Source information:
◆ ◆ ◆ ◆ ◆
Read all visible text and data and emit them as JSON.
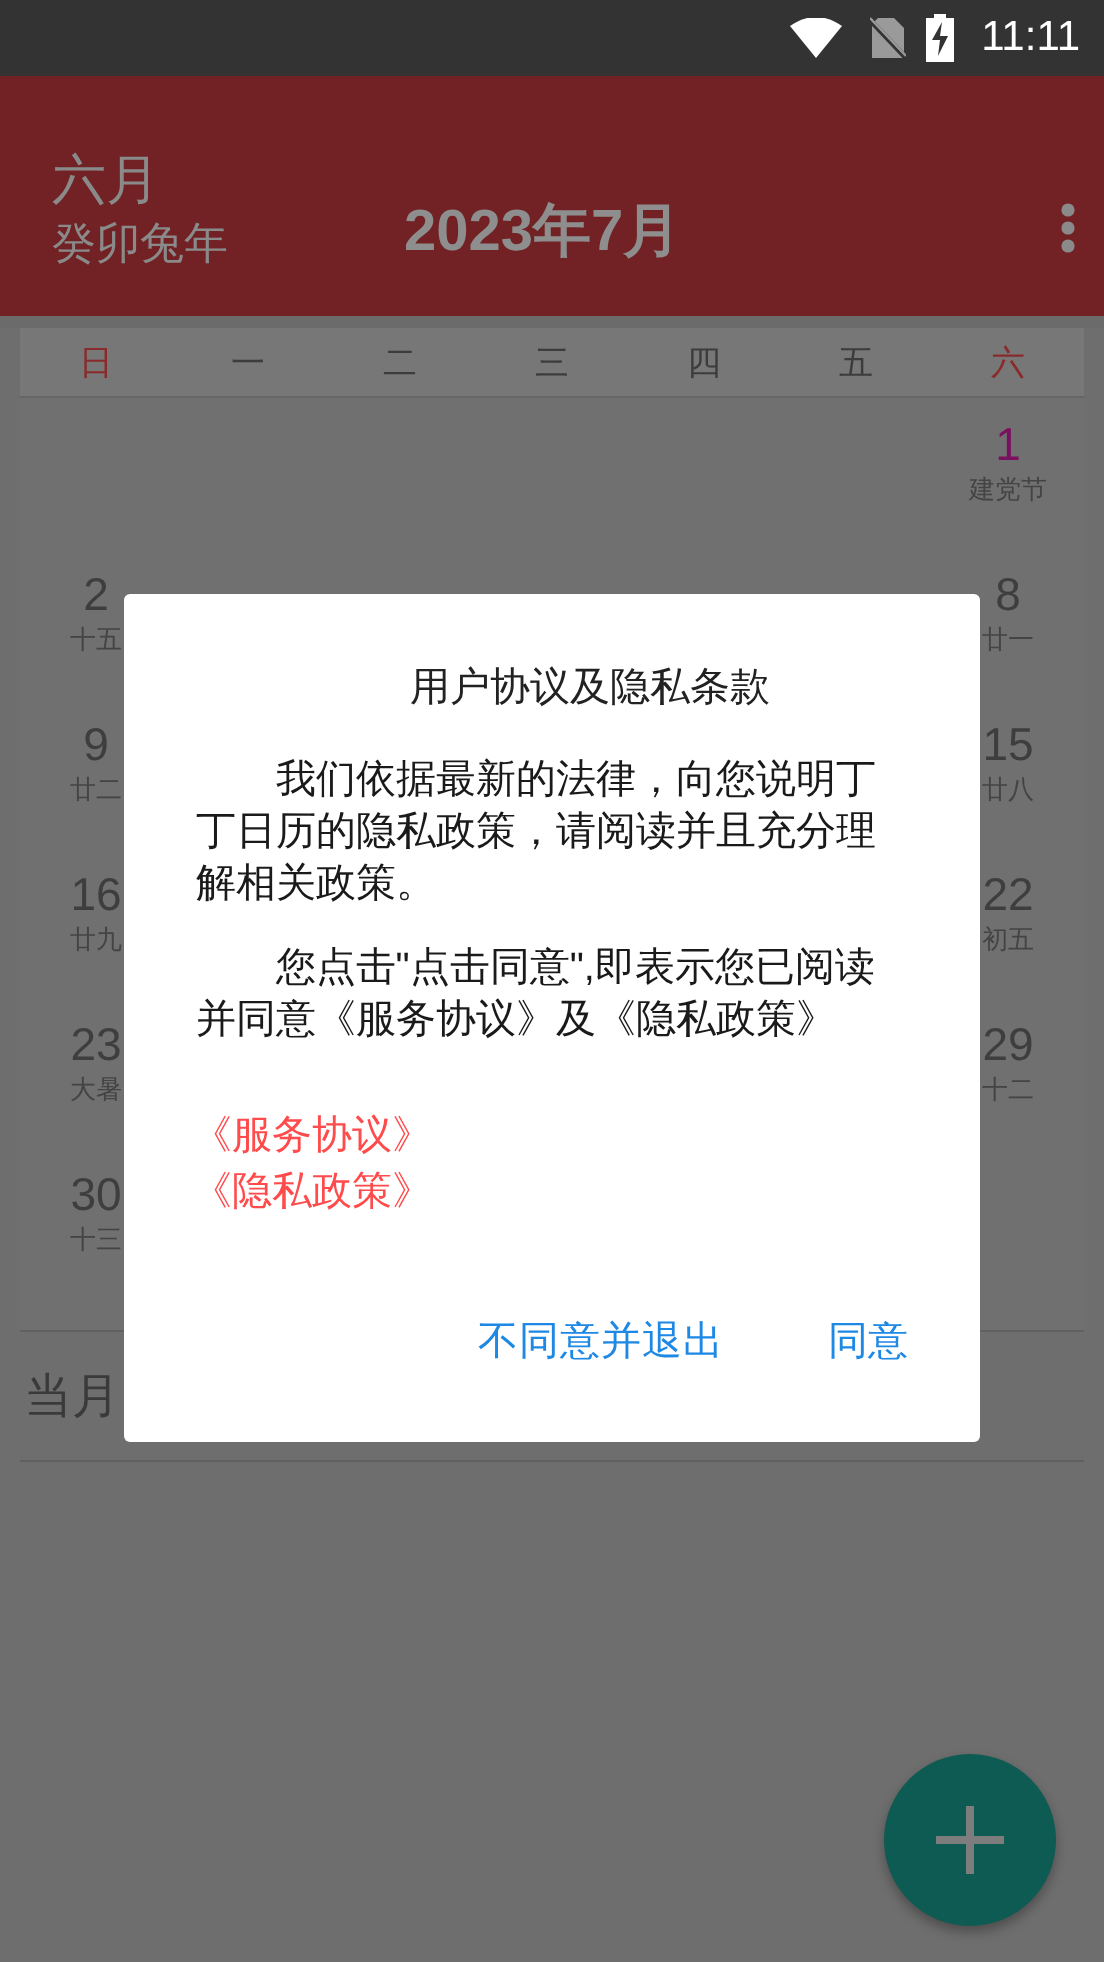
{
  "status_bar": {
    "time": "11:11"
  },
  "header": {
    "lunar_month": "六月",
    "lunar_year": "癸卯兔年",
    "title": "2023年7月"
  },
  "weekdays": [
    {
      "label": "日",
      "weekend": true
    },
    {
      "label": "一",
      "weekend": false
    },
    {
      "label": "二",
      "weekend": false
    },
    {
      "label": "三",
      "weekend": false
    },
    {
      "label": "四",
      "weekend": false
    },
    {
      "label": "五",
      "weekend": false
    },
    {
      "label": "六",
      "weekend": true
    }
  ],
  "weeks": [
    {
      "cells": [
        {},
        {},
        {},
        {},
        {},
        {},
        {
          "day": "1",
          "lunar": "建党节",
          "holiday": true
        }
      ]
    },
    {
      "cells": [
        {
          "day": "2",
          "lunar": "十五",
          "holiday": false
        },
        {},
        {},
        {},
        {},
        {},
        {
          "day": "8",
          "lunar": "廿一",
          "holiday": false
        }
      ]
    },
    {
      "cells": [
        {
          "day": "9",
          "lunar": "廿二",
          "holiday": false
        },
        {},
        {},
        {},
        {},
        {},
        {
          "day": "15",
          "lunar": "廿八",
          "holiday": false
        }
      ]
    },
    {
      "cells": [
        {
          "day": "16",
          "lunar": "廿九",
          "holiday": false
        },
        {},
        {},
        {},
        {},
        {},
        {
          "day": "22",
          "lunar": "初五",
          "holiday": false
        }
      ]
    },
    {
      "cells": [
        {
          "day": "23",
          "lunar": "大暑",
          "holiday": false
        },
        {},
        {},
        {},
        {},
        {},
        {
          "day": "29",
          "lunar": "十二",
          "holiday": false
        }
      ]
    },
    {
      "cells": [
        {
          "day": "30",
          "lunar": "十三",
          "holiday": false
        },
        {},
        {},
        {},
        {},
        {},
        {}
      ]
    }
  ],
  "month_section": {
    "label": "当月"
  },
  "dialog": {
    "title": "用户协议及隐私条款",
    "paragraphs": [
      "我们依据最新的法律，向您说明丁丁日历的隐私政策，请阅读并且充分理解相关政策。",
      "您点击\"点击同意\",即表示您已阅读并同意《服务协议》及《隐私政策》"
    ],
    "links": [
      "《服务协议》",
      "《隐私政策》"
    ],
    "buttons": [
      {
        "label": "不同意并退出",
        "kind": "decline"
      },
      {
        "label": "同意",
        "kind": "accept"
      }
    ]
  }
}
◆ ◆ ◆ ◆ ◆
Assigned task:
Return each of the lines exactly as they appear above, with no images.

Finished task:
Read all visible text and data and emit them as JSON.
{
  "status_bar": {
    "time": "11:11"
  },
  "header": {
    "lunar_month": "六月",
    "lunar_year": "癸卯兔年",
    "title": "2023年7月"
  },
  "weekdays": [
    {
      "label": "日",
      "weekend": true
    },
    {
      "label": "一",
      "weekend": false
    },
    {
      "label": "二",
      "weekend": false
    },
    {
      "label": "三",
      "weekend": false
    },
    {
      "label": "四",
      "weekend": false
    },
    {
      "label": "五",
      "weekend": false
    },
    {
      "label": "六",
      "weekend": true
    }
  ],
  "weeks": [
    {
      "cells": [
        {},
        {},
        {},
        {},
        {},
        {},
        {
          "day": "1",
          "lunar": "建党节",
          "holiday": true
        }
      ]
    },
    {
      "cells": [
        {
          "day": "2",
          "lunar": "十五",
          "holiday": false
        },
        {},
        {},
        {},
        {},
        {},
        {
          "day": "8",
          "lunar": "廿一",
          "holiday": false
        }
      ]
    },
    {
      "cells": [
        {
          "day": "9",
          "lunar": "廿二",
          "holiday": false
        },
        {},
        {},
        {},
        {},
        {},
        {
          "day": "15",
          "lunar": "廿八",
          "holiday": false
        }
      ]
    },
    {
      "cells": [
        {
          "day": "16",
          "lunar": "廿九",
          "holiday": false
        },
        {},
        {},
        {},
        {},
        {},
        {
          "day": "22",
          "lunar": "初五",
          "holiday": false
        }
      ]
    },
    {
      "cells": [
        {
          "day": "23",
          "lunar": "大暑",
          "holiday": false
        },
        {},
        {},
        {},
        {},
        {},
        {
          "day": "29",
          "lunar": "十二",
          "holiday": false
        }
      ]
    },
    {
      "cells": [
        {
          "day": "30",
          "lunar": "十三",
          "holiday": false
        },
        {},
        {},
        {},
        {},
        {},
        {}
      ]
    }
  ],
  "month_section": {
    "label": "当月"
  },
  "dialog": {
    "title": "用户协议及隐私条款",
    "paragraphs": [
      "我们依据最新的法律，向您说明丁丁日历的隐私政策，请阅读并且充分理解相关政策。",
      "您点击\"点击同意\",即表示您已阅读并同意《服务协议》及《隐私政策》"
    ],
    "links": [
      "《服务协议》",
      "《隐私政策》"
    ],
    "buttons": [
      {
        "label": "不同意并退出",
        "kind": "decline"
      },
      {
        "label": "同意",
        "kind": "accept"
      }
    ]
  }
}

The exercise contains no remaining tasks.